[Items from an interface collection]
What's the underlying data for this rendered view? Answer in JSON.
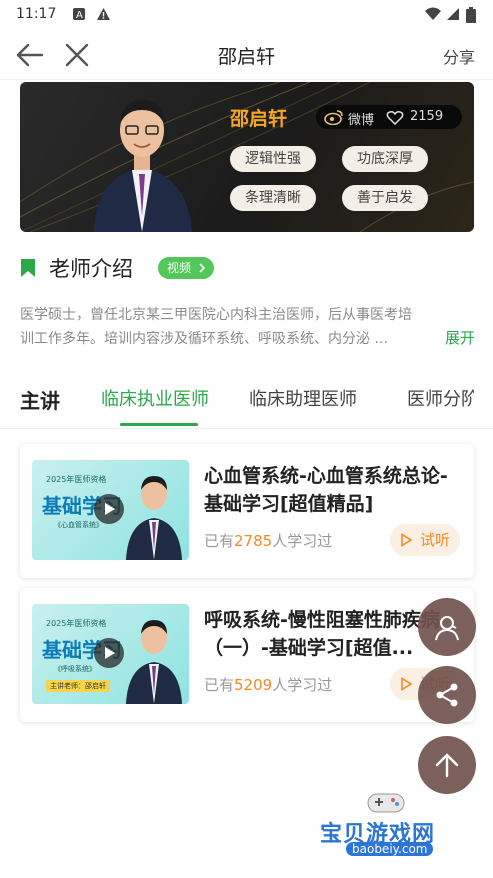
{
  "status_bar": {
    "time": "11:17",
    "icons": [
      "A-notification-icon",
      "warning-icon",
      "wifi-icon",
      "signal-icon",
      "battery-icon"
    ]
  },
  "header": {
    "title": "邵启轩",
    "share_label": "分享"
  },
  "banner": {
    "teacher_name": "邵启轩",
    "weibo_label": "微博",
    "likes": "2159",
    "tags": [
      "逻辑性强",
      "功底深厚",
      "条理清晰",
      "善于启发"
    ]
  },
  "intro": {
    "title": "老师介绍",
    "video_label": "视频",
    "text_line1": "医学硕士，曾任北京某三甲医院心内科主治医师，后从事医考培",
    "text_line2": "训工作多年。培训内容涉及循环系统、呼吸系统、内分泌 ...",
    "expand_label": "展开"
  },
  "tabs": {
    "label": "主讲",
    "items": [
      "临床执业医师",
      "临床助理医师",
      "医师分阶"
    ],
    "active_index": 0
  },
  "courses": [
    {
      "title": "心血管系统-心血管系统总论-基础学习[超值精品]",
      "learners_prefix": "已有",
      "learners_count": "2785",
      "learners_suffix": "人学习过",
      "trial_label": "试听",
      "thumb": {
        "year": "2025年医师资格",
        "main": "基础学习",
        "sub": "《心血管系统》"
      }
    },
    {
      "title": "呼吸系统-慢性阻塞性肺疾病（一）-基础学习[超值...",
      "learners_prefix": "已有",
      "learners_count": "5209",
      "learners_suffix": "人学习过",
      "trial_label": "试听",
      "thumb": {
        "year": "2025年医师资格",
        "main": "基础学习",
        "sub": "《呼吸系统》",
        "teacher_line": "主讲老师：邵启轩"
      }
    }
  ],
  "watermark": {
    "title": "宝贝游戏网",
    "url": "baobeiy.com"
  },
  "colors": {
    "accent_green": "#2aa84a",
    "name_gold": "#f5a623",
    "count_orange": "#f08a24",
    "fab_brown": "#70524d"
  }
}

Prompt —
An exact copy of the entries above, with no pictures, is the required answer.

Answer area —
What's the underlying data for this rendered view? Answer in JSON.
{
  "status_bar": {
    "time": "11:17",
    "icons": [
      "A-notification-icon",
      "warning-icon",
      "wifi-icon",
      "signal-icon",
      "battery-icon"
    ]
  },
  "header": {
    "title": "邵启轩",
    "share_label": "分享"
  },
  "banner": {
    "teacher_name": "邵启轩",
    "weibo_label": "微博",
    "likes": "2159",
    "tags": [
      "逻辑性强",
      "功底深厚",
      "条理清晰",
      "善于启发"
    ]
  },
  "intro": {
    "title": "老师介绍",
    "video_label": "视频",
    "text_line1": "医学硕士，曾任北京某三甲医院心内科主治医师，后从事医考培",
    "text_line2": "训工作多年。培训内容涉及循环系统、呼吸系统、内分泌 ...",
    "expand_label": "展开"
  },
  "tabs": {
    "label": "主讲",
    "items": [
      "临床执业医师",
      "临床助理医师",
      "医师分阶"
    ],
    "active_index": 0
  },
  "courses": [
    {
      "title": "心血管系统-心血管系统总论-基础学习[超值精品]",
      "learners_prefix": "已有",
      "learners_count": "2785",
      "learners_suffix": "人学习过",
      "trial_label": "试听",
      "thumb": {
        "year": "2025年医师资格",
        "main": "基础学习",
        "sub": "《心血管系统》"
      }
    },
    {
      "title": "呼吸系统-慢性阻塞性肺疾病（一）-基础学习[超值...",
      "learners_prefix": "已有",
      "learners_count": "5209",
      "learners_suffix": "人学习过",
      "trial_label": "试听",
      "thumb": {
        "year": "2025年医师资格",
        "main": "基础学习",
        "sub": "《呼吸系统》",
        "teacher_line": "主讲老师：邵启轩"
      }
    }
  ],
  "watermark": {
    "title": "宝贝游戏网",
    "url": "baobeiy.com"
  },
  "colors": {
    "accent_green": "#2aa84a",
    "name_gold": "#f5a623",
    "count_orange": "#f08a24",
    "fab_brown": "#70524d"
  }
}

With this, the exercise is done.